It seem like I’ve run across a number of article on embarrassment lately and at some point I need to connect them all together. That isn’t this post. Joshua Gans has the most recent one I’ve run across: http://www.slate.com/articles/business/the_enlightened_manager/2013/12/complicated_pizza_orders_the_outsized_role_embarrassment_plays_in_consumer.html
If you really can increase sales by dealing with embarrassment as a consumer behavior, then that becomes a design factor for both products and processes. It would also call in to question existing practices. The one that jumps immediately to mind is retail clothing. Without even going to the extreme of the ‘What not to wear’ show that just went off the air, I suspect this is an area that is fraught with potential personal embarrassment for customers. Clothing choices are a) incredibly personal b) something that no matter how old you are seem like you should already know how to do and c) are known to be ruthlessly judged pretty much universally. That all being said, I think most people, given the opportunity to spend a day with a professional wardrobe stylist (say they won it for free) would take advantage of it. (As long as it wasn’t being televised) Being fussed with and focused on is something many people appreciate. The closest I can think of to the stylist in retail is when buying a suit. I have had the experience in suit buying with a good salesperson where they are knowledgeable about fit, cloth weight, and cut and hopefully they steer you toward safer choices. Even then though it is less about putting you in to something that based on their expertise really is an exceptional choice and more about what is going to work for you well enough to buy. That does make sense in capturing the sale. Most clothing retailing I’ve been exposed to, even for higher end servicey kinds of stores (for men and women) the experience is about piles and racks of stuff with maybe some glossy posters on the wall of folks that don’t look like you. The staff is usually about pointing you to the right piles and ringing you up. I think the embarrassment factor gets dealt with mainly by leaving you alone which, frankly, I think is what customers have learned to want. This strikes me as a process design failure.

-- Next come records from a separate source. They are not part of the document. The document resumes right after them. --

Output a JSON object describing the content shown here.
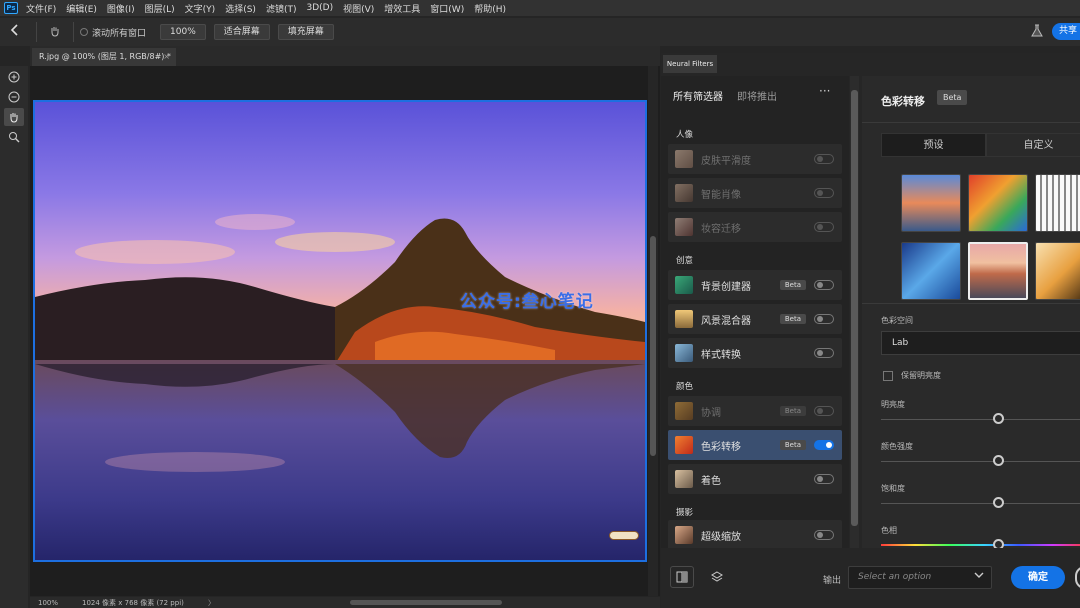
{
  "app": {
    "logo_text": "Ps",
    "menu": [
      "文件(F)",
      "编辑(E)",
      "图像(I)",
      "图层(L)",
      "文字(Y)",
      "选择(S)",
      "滤镜(T)",
      "3D(D)",
      "视图(V)",
      "增效工具",
      "窗口(W)",
      "帮助(H)"
    ]
  },
  "options_bar": {
    "scroll_all_windows": "滚动所有窗口",
    "zoom_button": "100%",
    "fit_screen": "适合屏幕",
    "fill_screen": "填充屏幕",
    "share": "共享"
  },
  "document": {
    "tab_title": "R.jpg @ 100% (图层 1, RGB/8#) *",
    "close_glyph": "×",
    "watermark": "公众号:叁心笔记"
  },
  "status_bar": {
    "zoom": "100%",
    "info": "1024 像素 x 768 像素 (72 ppi)",
    "chevron": "〉"
  },
  "neural_filters": {
    "panel_tab": "Neural Filters",
    "tabs": [
      {
        "label": "所有筛选器",
        "active": true
      },
      {
        "label": "即将推出",
        "active": false
      }
    ],
    "more_glyph": "···",
    "categories": [
      {
        "label": "人像",
        "filters": [
          {
            "name": "皮肤平滑度",
            "beta": false,
            "enabled": false,
            "disabled": true
          },
          {
            "name": "智能肖像",
            "beta": false,
            "enabled": false,
            "disabled": true
          },
          {
            "name": "妆容迁移",
            "beta": false,
            "enabled": false,
            "disabled": true
          }
        ]
      },
      {
        "label": "创意",
        "filters": [
          {
            "name": "背景创建器",
            "beta": true,
            "enabled": false,
            "disabled": false
          },
          {
            "name": "风景混合器",
            "beta": true,
            "enabled": false,
            "disabled": false
          },
          {
            "name": "样式转换",
            "beta": false,
            "enabled": false,
            "disabled": false
          }
        ]
      },
      {
        "label": "颜色",
        "filters": [
          {
            "name": "协调",
            "beta": true,
            "enabled": false,
            "disabled": true
          },
          {
            "name": "色彩转移",
            "beta": true,
            "enabled": true,
            "disabled": false,
            "selected": true
          },
          {
            "name": "着色",
            "beta": false,
            "enabled": false,
            "disabled": false
          }
        ]
      },
      {
        "label": "摄影",
        "filters": [
          {
            "name": "超级缩放",
            "beta": false,
            "enabled": false,
            "disabled": false
          }
        ]
      }
    ],
    "beta_label": "Beta",
    "detail": {
      "title": "色彩转移",
      "beta": "Beta",
      "segments": [
        "预设",
        "自定义"
      ],
      "color_space_label": "色彩空间",
      "color_space_value": "Lab",
      "preserve_luminosity": "保留明亮度",
      "sliders": [
        {
          "label": "明亮度",
          "value": 0.5
        },
        {
          "label": "颜色强度",
          "value": 0.5
        },
        {
          "label": "饱和度",
          "value": 0.5
        },
        {
          "label": "色相",
          "value": 0.5
        }
      ]
    },
    "output_label": "输出",
    "output_placeholder": "Select an option",
    "ok": "确定"
  },
  "colors": {
    "accent": "#1473e6",
    "selection_border": "#1d6fe0",
    "selected_row": "#3a4f70"
  }
}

It seems to me that there has to be a way to look at the customer experience design for retail clothing and come up with a solution that addresses customer embarrassment, provides a safe environment for customers to see and learn some things stylistically, and works from a business model/cost function standpoint.
On a tangential note, if embarrassment is a powerful factor to be dealt with in customer experience design, I wonder what other overlooked factors there are lurking out there.